TASK DIRECTIONS: Given the listing that follows, report all lines in which the string "screenshot" occurs.

--------

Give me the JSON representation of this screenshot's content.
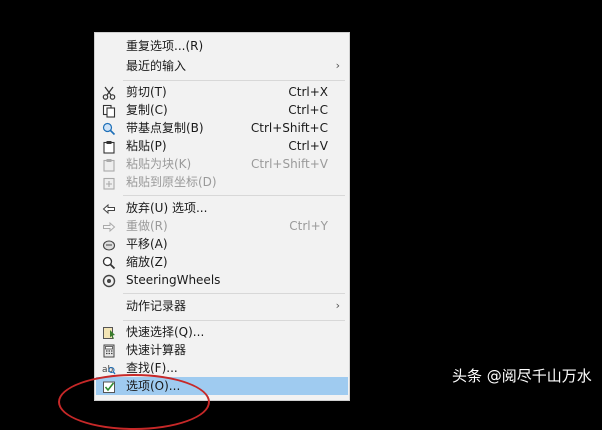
{
  "menu": {
    "items": [
      {
        "label": "重复选项...(R)",
        "shortcut": "",
        "submenu": false,
        "disabled": false,
        "icon": "none"
      },
      {
        "label": "最近的输入",
        "shortcut": "",
        "submenu": true,
        "disabled": false,
        "icon": "none"
      },
      {
        "label": "剪切(T)",
        "shortcut": "Ctrl+X",
        "submenu": false,
        "disabled": false,
        "icon": "scissors-icon"
      },
      {
        "label": "复制(C)",
        "shortcut": "Ctrl+C",
        "submenu": false,
        "disabled": false,
        "icon": "copy-icon"
      },
      {
        "label": "带基点复制(B)",
        "shortcut": "Ctrl+Shift+C",
        "submenu": false,
        "disabled": false,
        "icon": "copy-base-icon"
      },
      {
        "label": "粘贴(P)",
        "shortcut": "Ctrl+V",
        "submenu": false,
        "disabled": false,
        "icon": "paste-icon"
      },
      {
        "label": "粘贴为块(K)",
        "shortcut": "Ctrl+Shift+V",
        "submenu": false,
        "disabled": true,
        "icon": "paste-block-icon"
      },
      {
        "label": "粘贴到原坐标(D)",
        "shortcut": "",
        "submenu": false,
        "disabled": true,
        "icon": "paste-coords-icon"
      },
      {
        "label": "放弃(U) 选项...",
        "shortcut": "",
        "submenu": false,
        "disabled": false,
        "icon": "undo-icon"
      },
      {
        "label": "重做(R)",
        "shortcut": "Ctrl+Y",
        "submenu": false,
        "disabled": true,
        "icon": "redo-icon"
      },
      {
        "label": "平移(A)",
        "shortcut": "",
        "submenu": false,
        "disabled": false,
        "icon": "pan-icon"
      },
      {
        "label": "缩放(Z)",
        "shortcut": "",
        "submenu": false,
        "disabled": false,
        "icon": "zoom-icon"
      },
      {
        "label": "SteeringWheels",
        "shortcut": "",
        "submenu": false,
        "disabled": false,
        "icon": "steering-wheel-icon"
      },
      {
        "label": "动作记录器",
        "shortcut": "",
        "submenu": true,
        "disabled": false,
        "icon": "none"
      },
      {
        "label": "快速选择(Q)...",
        "shortcut": "",
        "submenu": false,
        "disabled": false,
        "icon": "quick-select-icon"
      },
      {
        "label": "快速计算器",
        "shortcut": "",
        "submenu": false,
        "disabled": false,
        "icon": "calculator-icon"
      },
      {
        "label": "查找(F)...",
        "shortcut": "",
        "submenu": false,
        "disabled": false,
        "icon": "find-icon"
      },
      {
        "label": "选项(O)...",
        "shortcut": "",
        "submenu": false,
        "disabled": false,
        "icon": "options-icon"
      }
    ],
    "submenu_arrow": "›",
    "highlighted_item": "选项(O)..."
  },
  "watermark": "头条 @阅尽千山万水",
  "colors": {
    "background": "#000000",
    "menu": "#f2f2f2",
    "highlight": "#9fcbf0",
    "annotation": "#c62828"
  }
}
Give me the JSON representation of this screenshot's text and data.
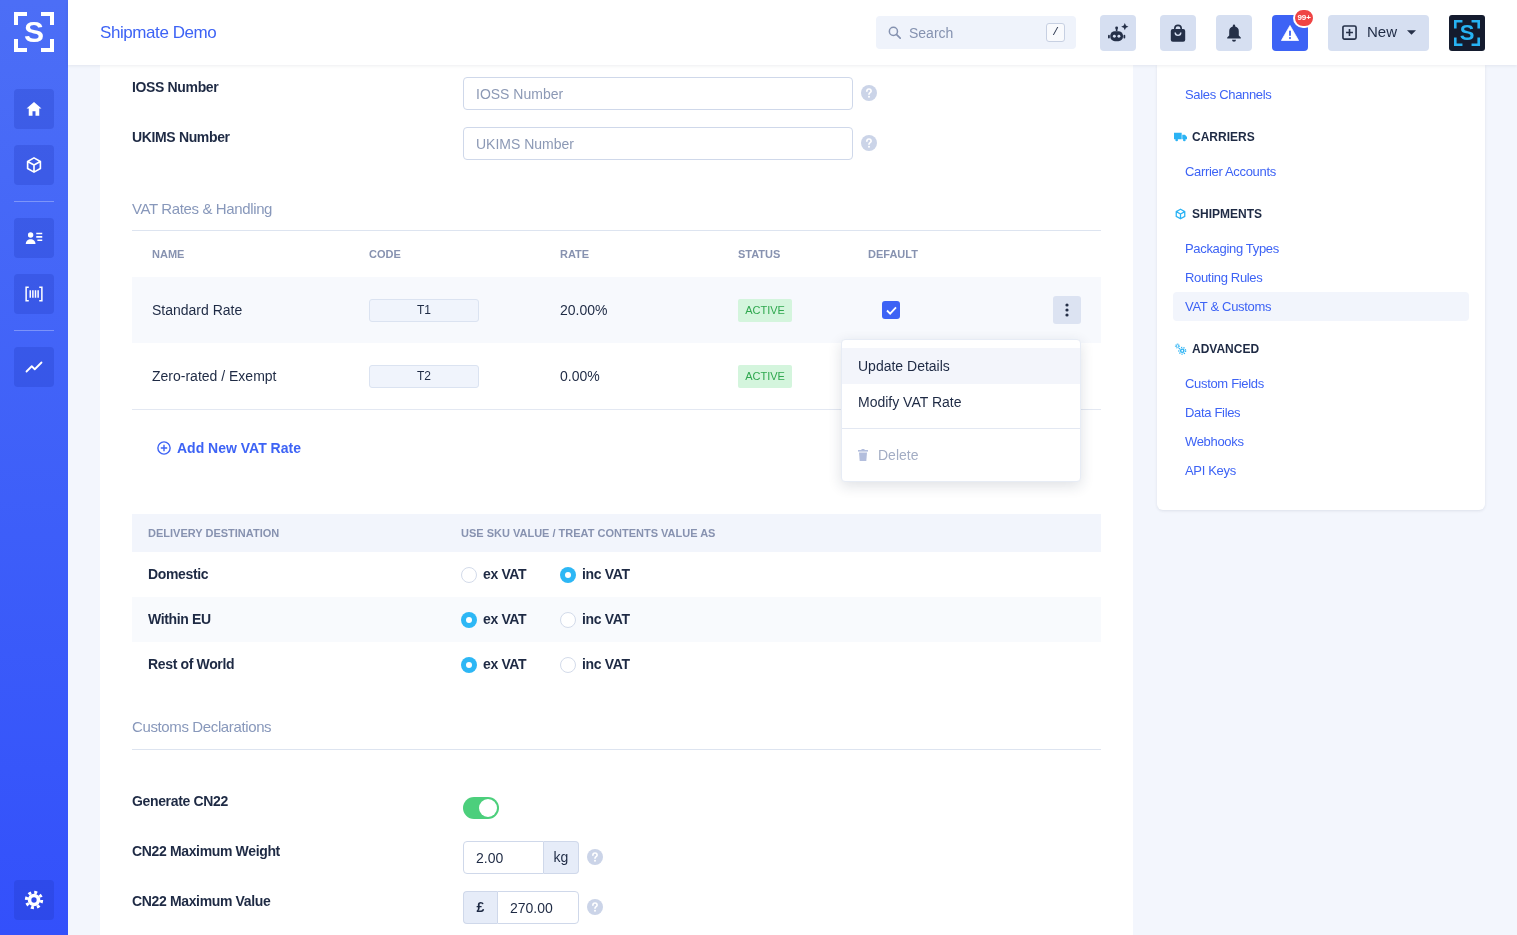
{
  "sidebar": {
    "logo": "S"
  },
  "top_bar": {
    "title": "Shipmate Demo",
    "search": {
      "placeholder": "Search",
      "shortcut": "/"
    },
    "alerts_badge": "99+",
    "new_button": "New",
    "account_logo": "S"
  },
  "tax_ids": [
    {
      "label": "IOSS Number",
      "placeholder": "IOSS Number"
    },
    {
      "label": "UKIMS Number",
      "placeholder": "UKIMS Number"
    }
  ],
  "vat_rates": {
    "title": "VAT Rates & Handling",
    "columns": [
      "NAME",
      "CODE",
      "RATE",
      "STATUS",
      "DEFAULT"
    ],
    "rows": [
      {
        "name": "Standard Rate",
        "code": "T1",
        "rate": "20.00%",
        "status": "ACTIVE",
        "default": true,
        "selected": true
      },
      {
        "name": "Zero-rated / Exempt",
        "code": "T2",
        "rate": "0.00%",
        "status": "ACTIVE",
        "selected": false
      }
    ],
    "row_menu": {
      "items": [
        {
          "kind": "action",
          "label": "Update Details",
          "selected": true,
          "disabled": false
        },
        {
          "kind": "action",
          "label": "Modify VAT Rate",
          "selected": false,
          "disabled": false
        },
        {
          "kind": "delete",
          "label": "Delete",
          "selected": false,
          "disabled": true
        }
      ]
    },
    "add_link": "Add New VAT Rate"
  },
  "delivery": {
    "columns": [
      "DELIVERY DESTINATION",
      "USE SKU VALUE / TREAT CONTENTS VALUE AS"
    ],
    "rows": [
      {
        "destination": "Domestic",
        "options": [
          {
            "label": "ex VAT",
            "selected": false
          },
          {
            "label": "inc VAT",
            "selected": true
          }
        ]
      },
      {
        "destination": "Within EU",
        "options": [
          {
            "label": "ex VAT",
            "selected": true
          },
          {
            "label": "inc VAT",
            "selected": false
          }
        ]
      },
      {
        "destination": "Rest of World",
        "options": [
          {
            "label": "ex VAT",
            "selected": true
          },
          {
            "label": "inc VAT",
            "selected": false
          }
        ]
      }
    ]
  },
  "customs": {
    "title": "Customs Declarations",
    "fields": [
      {
        "kind": "toggle",
        "label": "Generate CN22",
        "on": true
      },
      {
        "kind": "suffix_input",
        "label": "CN22 Maximum Weight",
        "value": "2.00",
        "unit": "kg"
      },
      {
        "kind": "prefix_input",
        "label": "CN22 Maximum Value",
        "value": "270.00",
        "unit": "£"
      }
    ]
  },
  "settings_nav": {
    "sections": [
      {
        "items": [
          {
            "label": "Sales Channels",
            "selected": false
          }
        ]
      },
      {
        "title": "CARRIERS",
        "items": [
          {
            "label": "Carrier Accounts",
            "selected": false
          }
        ]
      },
      {
        "title": "SHIPMENTS",
        "items": [
          {
            "label": "Packaging Types",
            "selected": false
          },
          {
            "label": "Routing Rules",
            "selected": false
          },
          {
            "label": "VAT & Customs",
            "selected": true
          }
        ]
      },
      {
        "title": "ADVANCED",
        "items": [
          {
            "label": "Custom Fields",
            "selected": false
          },
          {
            "label": "Data Files",
            "selected": false
          },
          {
            "label": "Webhooks",
            "selected": false
          },
          {
            "label": "API Keys",
            "selected": false
          }
        ]
      }
    ]
  }
}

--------

EXERCISE RESULT:
Give me the JSON representation of this screenshot's content.
Give me the JSON representation of this screenshot's text and data.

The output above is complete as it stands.